Purpose: Many studies have failed to show that pre-sleep exercise has a negative effect on sleep onset. However, since only a moderate level of physiological excitement was observed at bedtime in these studies, it remains unclear whether a larger magnitude of physiologic excitement present at bedtime would disrupt sleep onset. This study compared the effects of pre-sleep exercise, which led to different levels of physiologic excitement at bedtime (moderate and heavy), on sleep onset.
Methods: Twelve active young men underwent non-exercise, moderate-intensity exercise, and high-intensity exercise conditions. The subjects maintained a sedentary condition on a reclining seat throughout the day. On the non-exercise day, the subjects remained seated at rest until going to bed. On the moderate- and high-intensity exercise days, the subject exercised for 40 min (21:20-22:00) at 60 and 80% heart rate reserve, respectively. Sleep polysomnography, core body and skin temperatures, heart rate (HR), and heart rate variability (HRV) were recorded.
Results: We observed a delay in sleep onset (+14.0 min, P < 0.05), a marked physiological excitement at bedtime as reflected by an increased HR (+25.7 bpm, P < 0.01), and a lower high-frequency power of HRV (-590 ms(2), P < 0.01) only on the high-intensity exercise day.
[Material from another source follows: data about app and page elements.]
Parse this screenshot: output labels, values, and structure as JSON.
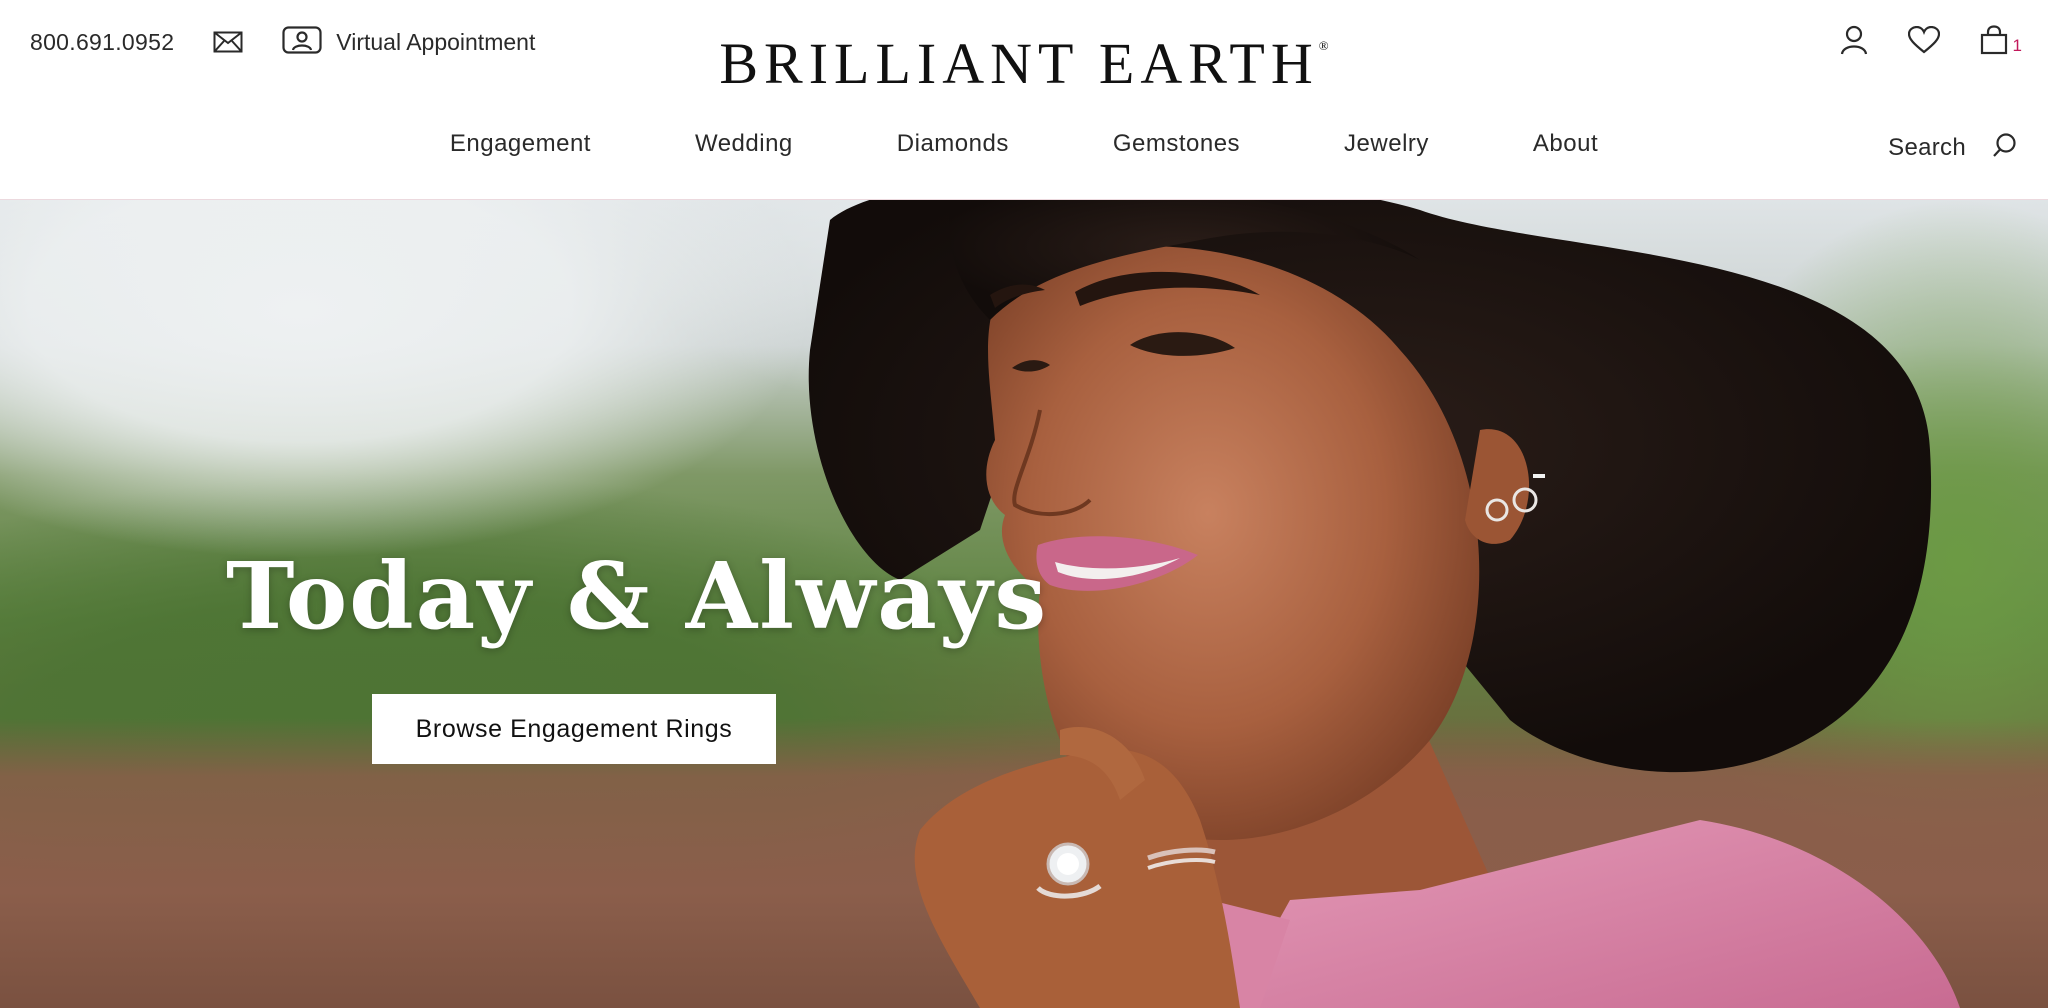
{
  "utility": {
    "phone": "800.691.0952",
    "mail_icon": "mail-icon",
    "virtual_icon": "video-person-icon",
    "virtual_label": "Virtual Appointment"
  },
  "logo": {
    "text": "BRILLIANT EARTH",
    "reg": "®"
  },
  "account": {
    "account_icon": "user-icon",
    "wishlist_icon": "heart-icon",
    "cart_icon": "shopping-bag-icon",
    "cart_count": "1"
  },
  "nav": {
    "items": [
      {
        "label": "Engagement"
      },
      {
        "label": "Wedding"
      },
      {
        "label": "Diamonds"
      },
      {
        "label": "Gemstones"
      },
      {
        "label": "Jewelry"
      },
      {
        "label": "About"
      }
    ],
    "search_label": "Search",
    "search_icon": "search-icon"
  },
  "hero": {
    "headline": "Today & Always",
    "cta_label": "Browse Engagement Rings"
  },
  "colors": {
    "cart_badge": "#c2185b",
    "cta_bg": "#ffffff",
    "headline": "#ffffff"
  }
}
Conclusions: These results indicate that pre-sleep vigorous exercise, which causes a large physiologic excitement at bedtime, might disrupt the onset of sleep.